=== THE INPUT ===

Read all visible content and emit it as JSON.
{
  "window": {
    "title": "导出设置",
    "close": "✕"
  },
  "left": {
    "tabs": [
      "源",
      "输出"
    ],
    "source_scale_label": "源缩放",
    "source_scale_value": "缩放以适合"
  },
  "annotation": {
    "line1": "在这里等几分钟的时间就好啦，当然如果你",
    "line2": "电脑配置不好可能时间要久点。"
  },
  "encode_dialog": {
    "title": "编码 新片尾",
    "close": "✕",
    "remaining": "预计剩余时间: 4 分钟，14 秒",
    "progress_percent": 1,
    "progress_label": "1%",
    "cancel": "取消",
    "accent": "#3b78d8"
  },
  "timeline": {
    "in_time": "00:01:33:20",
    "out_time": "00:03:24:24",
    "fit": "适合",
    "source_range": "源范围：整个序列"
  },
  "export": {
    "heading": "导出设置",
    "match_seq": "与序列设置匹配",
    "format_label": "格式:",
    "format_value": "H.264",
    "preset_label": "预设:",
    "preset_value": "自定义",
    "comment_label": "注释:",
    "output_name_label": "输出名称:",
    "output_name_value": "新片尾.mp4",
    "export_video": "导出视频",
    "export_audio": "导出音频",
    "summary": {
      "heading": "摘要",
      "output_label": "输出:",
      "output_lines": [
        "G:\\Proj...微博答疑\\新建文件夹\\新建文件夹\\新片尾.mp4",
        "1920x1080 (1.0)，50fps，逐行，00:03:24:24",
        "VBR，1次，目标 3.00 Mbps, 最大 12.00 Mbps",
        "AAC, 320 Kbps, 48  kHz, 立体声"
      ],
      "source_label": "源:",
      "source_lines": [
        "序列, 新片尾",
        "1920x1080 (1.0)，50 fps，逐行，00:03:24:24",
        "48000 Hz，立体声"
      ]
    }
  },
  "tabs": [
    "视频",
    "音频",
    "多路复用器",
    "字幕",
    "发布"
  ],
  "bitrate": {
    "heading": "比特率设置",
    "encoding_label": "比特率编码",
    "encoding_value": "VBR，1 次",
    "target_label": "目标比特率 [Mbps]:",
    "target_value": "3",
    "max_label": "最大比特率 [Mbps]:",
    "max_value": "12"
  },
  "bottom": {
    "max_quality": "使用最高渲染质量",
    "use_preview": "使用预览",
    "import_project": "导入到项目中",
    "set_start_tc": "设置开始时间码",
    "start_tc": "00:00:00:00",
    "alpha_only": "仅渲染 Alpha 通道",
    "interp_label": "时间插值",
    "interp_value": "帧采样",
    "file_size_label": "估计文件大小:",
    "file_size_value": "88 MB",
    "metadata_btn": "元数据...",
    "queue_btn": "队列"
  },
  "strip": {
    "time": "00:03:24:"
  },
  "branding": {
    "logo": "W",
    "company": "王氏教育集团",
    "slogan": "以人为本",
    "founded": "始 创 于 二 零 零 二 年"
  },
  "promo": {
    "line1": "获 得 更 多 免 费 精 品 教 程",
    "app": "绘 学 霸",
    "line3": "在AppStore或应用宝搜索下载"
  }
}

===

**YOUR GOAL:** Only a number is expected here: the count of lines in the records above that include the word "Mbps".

**SOLUTION:** 3